Potential Benefits for Borrowers
The Mortgage Charter, in its essence, is designed with the intention of providing certain benefits to borrowers. It aims to make the mortgage process more transparent, with clearer terms and conditions, and a commitment to fair treatment. This could potentially make it easier for borrowers to understand their mortgage agreements and navigate the home-buying process.
However, it's important to note that these potential benefits are largely dependent on how effectively the Charter's guidelines are implemented by lenders and regulated by the authorities.
Potential Challenges and Criticisms
While the Mortgage Charter has been introduced with the intention of improving the mortgage market, it has not been without criticism. Some industry experts have expressed concerns about the practical implications of the Charter.
Questions have been raised about how the guidelines will be enforced, and whether they could potentially lead to unintended consequences, such as limiting the availability of mortgages for certain groups of borrowers.
Furthermore, there are concerns about whether the Charter goes far enough in addressing some of the deeper systemic issues in the housing market.
What Does This Mean for Buy-to-Let Landlords?
The Mortgage Charter, while addressing several issues related to residential mortgages, does not extend its provisions to buy-to-let borrowers. According to updated guidance from HM Treasury, the commitments from lenders to support mortgage holders under the Charter do not apply to buy-to-let mortgages.
This has raised concerns among landlords and investors in the buy-to-let market, who are also grappling with the challenges of rising interest rates and inflation.
The exclusion of buy-to-let mortgages from the Charter's provisions underscores the complexity of the housing market and the varied needs of different types of borrowers.
As discussions around the Mortgage Charter continue, the question of how to address the challenges faced by Buy-to-Let landlords remains an important and divisive issue.
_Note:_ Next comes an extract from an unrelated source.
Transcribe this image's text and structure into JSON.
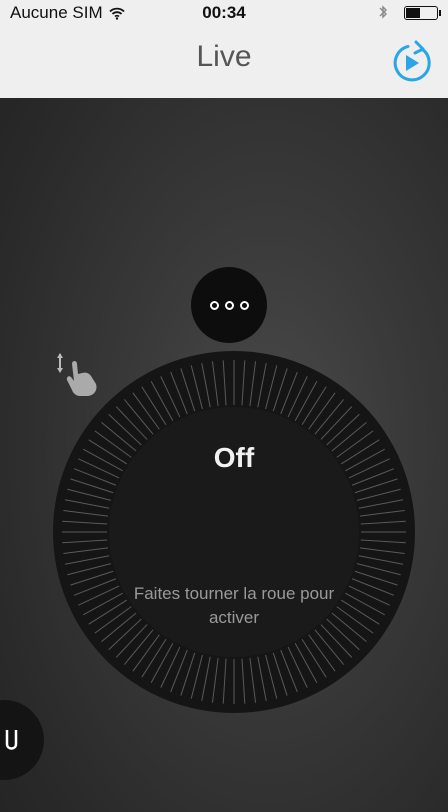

The future of the Mortgage Charter is yet to be determined. It represents a significant shift in the approach to mortgage lending, but its long-term impact will depend on a range of factors, including how it is implemented by lenders, how it is regulated, and how it is received by borrowers.
As the Charter is put into practice, it will be important to monitor its effects on the mortgage market and assess whether it is achieving its intended goals.
Let's now address some of the most common queries related to the charter.
What is the Mortgage Charter?
The Mortgage Charter is a new initiative introduced by the UK government that outlines a set of principles and guidelines for mortgage lenders.
What is the purpose of the Mortgage Charter?
The Mortgage Charter is intended to make the mortgage process more transparent and fair, with a particular focus on making mortgages more accessible and affordable for first-time homebuyers and individuals with lower incomes.
What are some criticisms of the Mortgage Charter?
Some critics have raised concerns about the practical implications of the Charter, including how the guidelines will be enforced, whether they could potentially limit the availability of mortgages for certain groups and whether the Charter goes far enough in addressing systemic issues in the housing market.
How will the Mortgage Charter impact the mortgage market?
The Mortgage Charter is expected to have a significant impact on the mortgage market, setting new expectations for lenders and potentially altering the landscape of mortgage lending.
However, the extent and nature of this impact remain to be seen and will depend on a range of factors, including how effectively the Charter's guidelines are implemented and regulated.